Web page and app entries
··········

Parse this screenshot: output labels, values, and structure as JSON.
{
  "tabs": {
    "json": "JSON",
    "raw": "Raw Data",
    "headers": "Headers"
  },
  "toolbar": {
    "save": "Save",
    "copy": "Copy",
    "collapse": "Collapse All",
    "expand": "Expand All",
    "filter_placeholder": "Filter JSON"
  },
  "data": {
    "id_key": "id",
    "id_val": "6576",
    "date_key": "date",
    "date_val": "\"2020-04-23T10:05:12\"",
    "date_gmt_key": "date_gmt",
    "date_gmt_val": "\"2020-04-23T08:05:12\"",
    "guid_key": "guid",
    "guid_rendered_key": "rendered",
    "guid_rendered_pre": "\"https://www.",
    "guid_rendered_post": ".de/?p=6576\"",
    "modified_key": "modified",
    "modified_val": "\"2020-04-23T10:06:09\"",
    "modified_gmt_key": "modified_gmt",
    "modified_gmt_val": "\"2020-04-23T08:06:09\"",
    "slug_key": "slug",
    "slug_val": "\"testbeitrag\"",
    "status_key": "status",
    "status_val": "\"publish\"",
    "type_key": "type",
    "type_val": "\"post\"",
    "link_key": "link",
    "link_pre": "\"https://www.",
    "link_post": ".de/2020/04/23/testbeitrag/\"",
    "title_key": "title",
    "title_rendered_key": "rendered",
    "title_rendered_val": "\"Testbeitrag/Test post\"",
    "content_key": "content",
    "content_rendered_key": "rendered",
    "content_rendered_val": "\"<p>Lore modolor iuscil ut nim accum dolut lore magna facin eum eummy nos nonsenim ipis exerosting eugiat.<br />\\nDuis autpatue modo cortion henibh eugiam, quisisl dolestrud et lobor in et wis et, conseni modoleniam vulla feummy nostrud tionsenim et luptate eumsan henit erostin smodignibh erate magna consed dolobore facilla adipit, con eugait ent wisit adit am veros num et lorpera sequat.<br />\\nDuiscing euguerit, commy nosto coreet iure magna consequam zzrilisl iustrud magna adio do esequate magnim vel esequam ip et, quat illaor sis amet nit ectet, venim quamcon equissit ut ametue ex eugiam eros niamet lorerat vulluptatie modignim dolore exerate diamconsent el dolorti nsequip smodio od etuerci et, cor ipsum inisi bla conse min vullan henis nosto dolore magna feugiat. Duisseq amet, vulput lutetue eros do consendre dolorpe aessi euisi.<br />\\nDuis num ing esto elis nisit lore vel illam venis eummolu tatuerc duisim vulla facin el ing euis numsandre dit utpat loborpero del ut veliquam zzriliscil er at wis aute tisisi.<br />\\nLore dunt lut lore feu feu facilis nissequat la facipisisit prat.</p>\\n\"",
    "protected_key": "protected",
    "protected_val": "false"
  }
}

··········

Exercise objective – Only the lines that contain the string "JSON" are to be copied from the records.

Your solution –
Parse this screenshot: output labels, values, and structure as JSON.
    "json": "JSON",
    "filter_placeholder": "Filter JSON"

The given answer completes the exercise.